the coming evangelical collapse

Steve Hayes points to a three-part series by the Internet Monk on The Coming Evangelical Collapse.

Part 1
Part 2
Part 3

Internet Monk's prediction:
I believe that we are on the verge- within 10 years- of a major collapse of evangelical Christianity; a collapse that will follow the deterioration of the mainline Protestant world and that will fundamentally alter the religious and cultural environment in the West.

Some interesting food for thought. I may have more to say about this after I've digested it all.


Monday, February 02, 2009

monday music: rivers of babylon

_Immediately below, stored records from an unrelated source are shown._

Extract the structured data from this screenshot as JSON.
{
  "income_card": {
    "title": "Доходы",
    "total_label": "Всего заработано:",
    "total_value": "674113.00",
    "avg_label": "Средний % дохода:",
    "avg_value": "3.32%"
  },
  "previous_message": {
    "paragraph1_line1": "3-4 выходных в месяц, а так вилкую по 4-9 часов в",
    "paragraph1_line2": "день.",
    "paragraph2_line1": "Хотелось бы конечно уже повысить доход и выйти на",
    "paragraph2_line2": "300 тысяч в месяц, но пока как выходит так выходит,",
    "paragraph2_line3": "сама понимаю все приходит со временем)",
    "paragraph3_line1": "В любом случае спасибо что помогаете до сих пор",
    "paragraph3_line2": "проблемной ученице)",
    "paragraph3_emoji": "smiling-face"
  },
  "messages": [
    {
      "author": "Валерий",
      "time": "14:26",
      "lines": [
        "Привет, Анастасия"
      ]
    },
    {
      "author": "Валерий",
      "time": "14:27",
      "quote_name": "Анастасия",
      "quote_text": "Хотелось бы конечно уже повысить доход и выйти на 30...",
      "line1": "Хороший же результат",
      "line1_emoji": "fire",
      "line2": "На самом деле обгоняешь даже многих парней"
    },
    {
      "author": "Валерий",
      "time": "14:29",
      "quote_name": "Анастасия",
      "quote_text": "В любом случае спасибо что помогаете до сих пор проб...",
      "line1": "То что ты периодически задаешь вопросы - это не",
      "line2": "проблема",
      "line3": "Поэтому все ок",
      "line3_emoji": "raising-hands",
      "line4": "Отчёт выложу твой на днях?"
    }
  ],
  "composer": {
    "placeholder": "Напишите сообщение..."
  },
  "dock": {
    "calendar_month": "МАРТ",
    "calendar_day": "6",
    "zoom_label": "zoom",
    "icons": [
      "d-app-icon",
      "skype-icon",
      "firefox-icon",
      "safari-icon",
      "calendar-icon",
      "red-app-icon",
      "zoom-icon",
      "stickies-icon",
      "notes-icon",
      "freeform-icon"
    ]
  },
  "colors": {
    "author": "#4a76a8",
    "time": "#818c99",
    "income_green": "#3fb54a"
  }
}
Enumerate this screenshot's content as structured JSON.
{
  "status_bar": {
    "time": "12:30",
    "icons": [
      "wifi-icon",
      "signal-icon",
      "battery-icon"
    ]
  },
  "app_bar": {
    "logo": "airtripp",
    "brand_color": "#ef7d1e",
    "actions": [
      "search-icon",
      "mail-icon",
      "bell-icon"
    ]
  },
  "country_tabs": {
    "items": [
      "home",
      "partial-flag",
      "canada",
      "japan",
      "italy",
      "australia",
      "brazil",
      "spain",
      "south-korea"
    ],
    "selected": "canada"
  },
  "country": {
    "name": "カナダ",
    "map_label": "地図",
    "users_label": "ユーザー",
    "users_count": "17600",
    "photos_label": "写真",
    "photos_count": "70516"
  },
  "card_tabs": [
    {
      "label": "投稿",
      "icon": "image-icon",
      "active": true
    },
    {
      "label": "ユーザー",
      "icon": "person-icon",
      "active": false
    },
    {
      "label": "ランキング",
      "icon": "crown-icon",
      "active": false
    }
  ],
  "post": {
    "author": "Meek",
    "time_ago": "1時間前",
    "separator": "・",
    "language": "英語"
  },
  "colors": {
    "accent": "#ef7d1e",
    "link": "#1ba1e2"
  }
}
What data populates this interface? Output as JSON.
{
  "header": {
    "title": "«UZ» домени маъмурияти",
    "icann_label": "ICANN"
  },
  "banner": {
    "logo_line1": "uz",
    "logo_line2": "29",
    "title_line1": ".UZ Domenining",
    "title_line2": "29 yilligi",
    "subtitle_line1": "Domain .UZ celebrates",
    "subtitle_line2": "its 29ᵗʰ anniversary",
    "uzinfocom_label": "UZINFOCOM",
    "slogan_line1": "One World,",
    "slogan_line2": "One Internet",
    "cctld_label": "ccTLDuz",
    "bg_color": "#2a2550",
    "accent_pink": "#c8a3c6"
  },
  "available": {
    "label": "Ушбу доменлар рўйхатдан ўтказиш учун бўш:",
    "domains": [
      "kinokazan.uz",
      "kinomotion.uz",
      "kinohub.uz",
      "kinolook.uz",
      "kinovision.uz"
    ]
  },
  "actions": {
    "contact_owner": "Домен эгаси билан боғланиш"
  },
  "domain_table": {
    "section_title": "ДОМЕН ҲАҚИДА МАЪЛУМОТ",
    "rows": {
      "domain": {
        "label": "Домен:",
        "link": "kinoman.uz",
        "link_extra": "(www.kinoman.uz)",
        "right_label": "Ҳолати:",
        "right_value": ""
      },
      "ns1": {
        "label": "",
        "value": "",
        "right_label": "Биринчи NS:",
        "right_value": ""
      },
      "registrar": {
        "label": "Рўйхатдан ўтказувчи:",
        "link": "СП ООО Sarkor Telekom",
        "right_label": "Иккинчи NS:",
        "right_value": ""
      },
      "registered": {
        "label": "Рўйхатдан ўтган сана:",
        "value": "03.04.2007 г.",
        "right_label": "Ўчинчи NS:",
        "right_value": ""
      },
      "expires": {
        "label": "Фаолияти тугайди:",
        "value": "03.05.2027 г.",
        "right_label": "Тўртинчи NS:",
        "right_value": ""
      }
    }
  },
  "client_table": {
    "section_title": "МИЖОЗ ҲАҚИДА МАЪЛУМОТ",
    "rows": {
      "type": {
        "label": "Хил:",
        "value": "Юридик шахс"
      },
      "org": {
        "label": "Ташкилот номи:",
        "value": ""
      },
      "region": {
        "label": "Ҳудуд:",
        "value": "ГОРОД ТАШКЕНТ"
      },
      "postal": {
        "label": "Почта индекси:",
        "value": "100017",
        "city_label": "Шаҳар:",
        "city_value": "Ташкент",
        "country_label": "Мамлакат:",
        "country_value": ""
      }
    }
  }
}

Boney M incongruously blends the gloomy words of Psalm 137 with a bouncy Jamaican beat. Granted, the images of partying on the beach don't blend with the words, "We wept when we remembered Zion" and "How shall we sing the Lord's song in a strange land?" But at least they were smart enough to leave out the verse about dashing infants against the rocks. Nevertheless, I like this song. I was about nine or ten years old when it was released, and I spent many Saturdays at the local skating rink. The songs that played while we skated are still some of my all-time favorites.